“Then he set out to follow Elijah and became his attendant [sarat].” (1 Kings 19.21)
What Elisha was excited about, I cant say exactly, but I think this verse hints at it. Today we use the words “servant” and “attendant” synonymously, but in hebrew there seems to be some difference between servant [‘ebed] and attendant [sarat]: Elisha is said to have become Elijah’s attendant [sarat[ which conveys the idea of:
- Partnership. Elisha and Elijah from this point on were partners in ministry. Elijah had more experience and took the lead, but Elisha had come alongside him in ministry not behind him in ministry. Take for example Joshua. He was a servant [‘ebed] of the Lord (Josh 24.29; Jud. 2.80, but an aide [sarat] to Moses. With Moses, Joshua stood alongside him as he stayed on the mountain 40 days and nights (Ex. 24.13ff.) and wouldn’t leave the tent of meeting as Moses and God spoke (Ex. 33.11). When Moses did ministry, Joshua was beside him, learning and doing. I think Elisha reveled in the idea of being a sarat, not just an ‘ebed.
- Purpose. In the OT servants performed any number of odd jobs, but attendants performed only the highest of tasks. Three times sarat is used of articles used for worship in the Temple (Num 4.9;2 Kings 25.14; 1 Chron. 6.32). Numerous times sarat is used of the Levites “assisting” in worship led by the priest.
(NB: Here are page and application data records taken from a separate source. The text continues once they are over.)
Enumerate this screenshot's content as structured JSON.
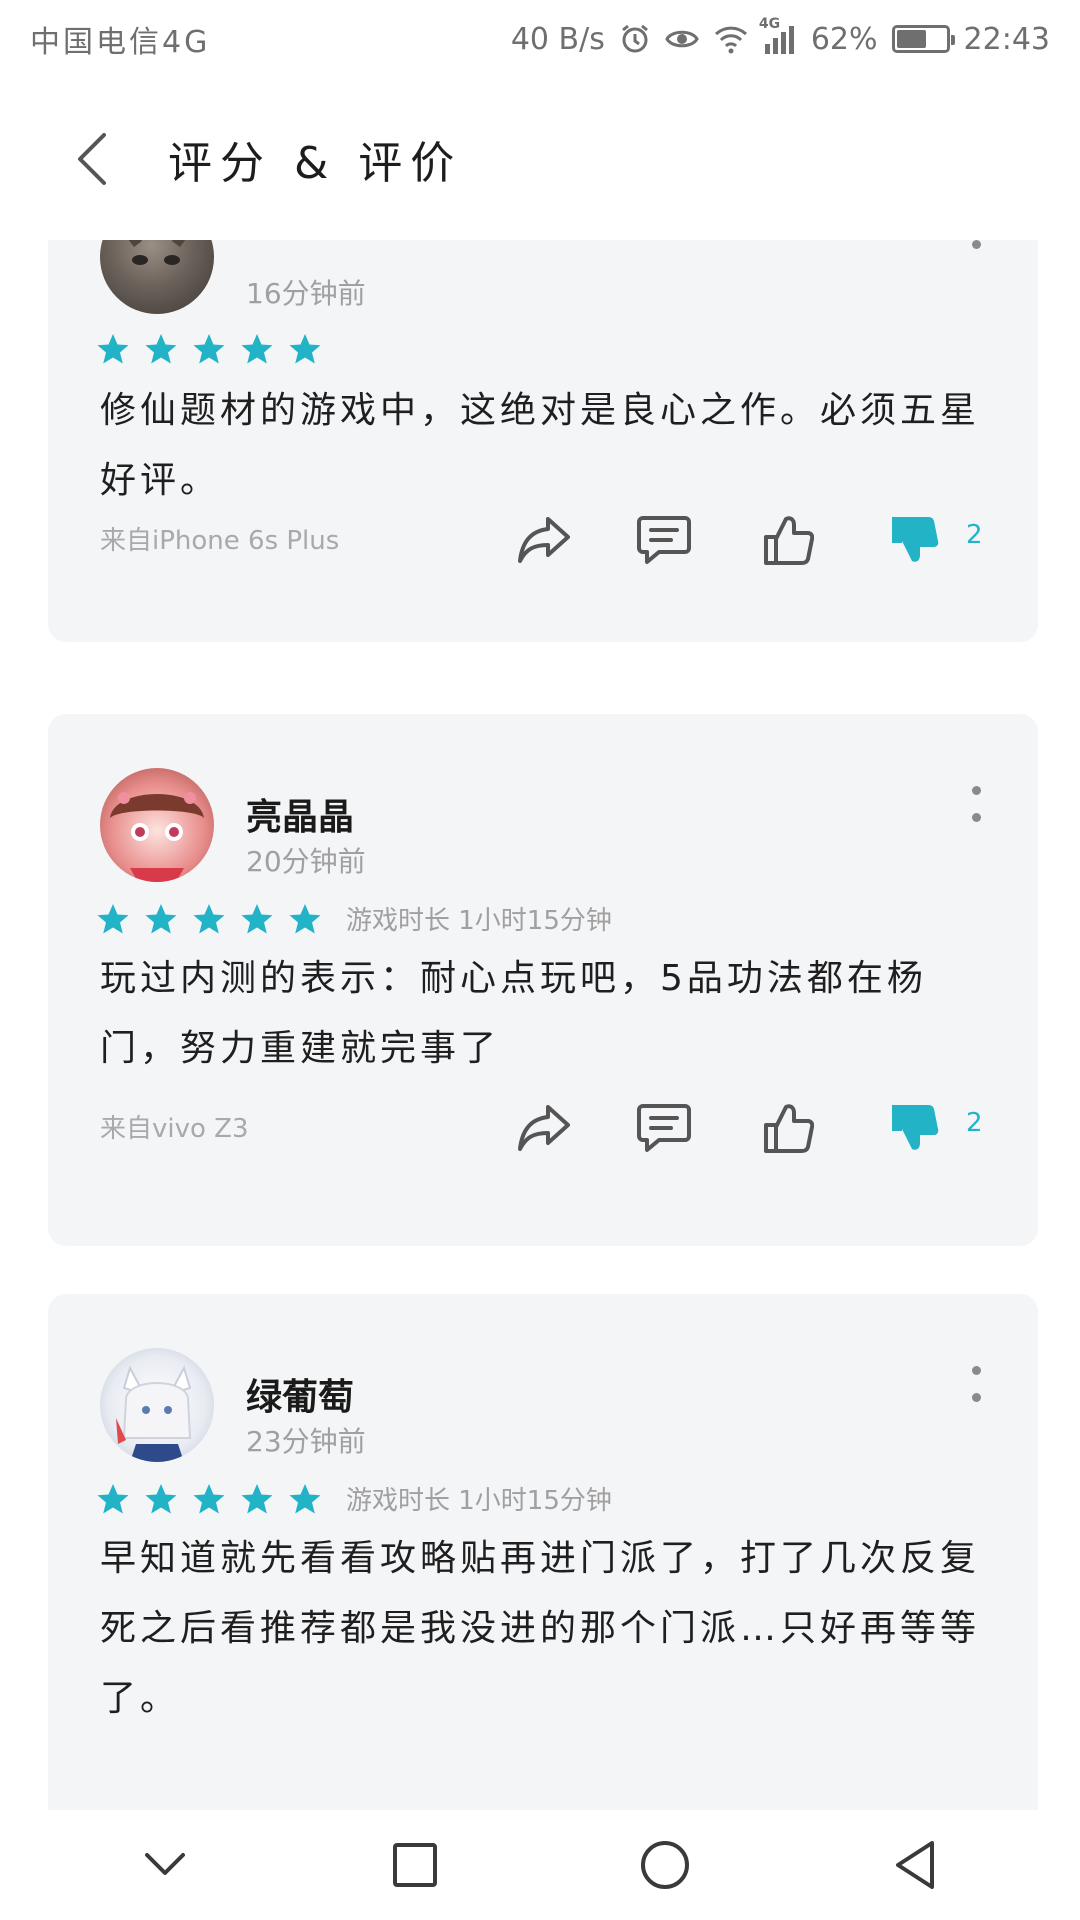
{
  "status_bar": {
    "carrier": "中国电信4G",
    "speed": "40 B/s",
    "network_badge": "4G",
    "battery_text": "62%",
    "battery_level": 0.62,
    "time": "22:43"
  },
  "header": {
    "title": "评分 & 评价"
  },
  "colors": {
    "accent": "#22b4c6",
    "card_bg": "#f4f5f7",
    "muted_text": "#a0a0a0"
  },
  "reviews": [
    {
      "username": "",
      "time": "16分钟前",
      "rating": 5,
      "playtime": "",
      "text": "修仙题材的游戏中，这绝对是良心之作。必须五星好评。",
      "device": "来自iPhone 6s Plus",
      "dislike_count": "2"
    },
    {
      "username": "亮晶晶",
      "time": "20分钟前",
      "rating": 5,
      "playtime": "游戏时长 1小时15分钟",
      "text": "玩过内测的表示：耐心点玩吧，5品功法都在杨门，努力重建就完事了",
      "device": "来自vivo Z3",
      "dislike_count": "2"
    },
    {
      "username": "绿葡萄",
      "time": "23分钟前",
      "rating": 5,
      "playtime": "游戏时长 1小时15分钟",
      "text": "早知道就先看看攻略贴再进门派了，打了几次反复死之后看推荐都是我没进的那个门派…只好再等等了。",
      "device": "",
      "dislike_count": ""
    }
  ],
  "icons": {
    "back": "chevron-left-icon",
    "more": "more-vertical-icon",
    "share": "share-icon",
    "comment": "comment-icon",
    "like": "thumbs-up-icon",
    "dislike": "thumbs-down-icon",
    "nav_collapse": "chevron-down-icon",
    "nav_recents": "square-icon",
    "nav_home": "circle-icon",
    "nav_back": "triangle-back-icon"
  }
}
Elisha understood that Elisha was calling him to a live of purposeful service in worship to God. This was not the kind of intership where Elisha will be mailing out 5,000 postcards, or filling 10,000 waterballons, but a chance to do dirty-hands, front-line ministry.
These two reasons, I believe, are why Elisha can outrun Elijah. For these reasons, Elisha would burn his oxen and plow. The chance to be caught up and swept up in life changing ministry and the adventure of following God in daily service alongside a passionate leader, is what brought excitement to the life of Elisha.
Elijah was anointing a partner in purposed ministry. This is an opprotuinty that many in younger generations would leap at and get excited for. There are many who have been disappointed in the past because their preparation for ministry involved purposeless busy work, the understanding that they were not partners but projects, or their voice and opinion didn’t matter. The next generation of leader wants to partner in ministry; do significant work; and lead alongside. With that being said, who are you partnering with in ministry today? What younger man or woman, are you involving in your sphere of influence, your ministry, or your service? Who are you pouring into, giving responsibility too, and training to serve, worship, and lead? These are the things I hope to convey to my bullfighting protege above, my students at Robinson, and the men I get to pour into every week. Who are you bringing onto the crew?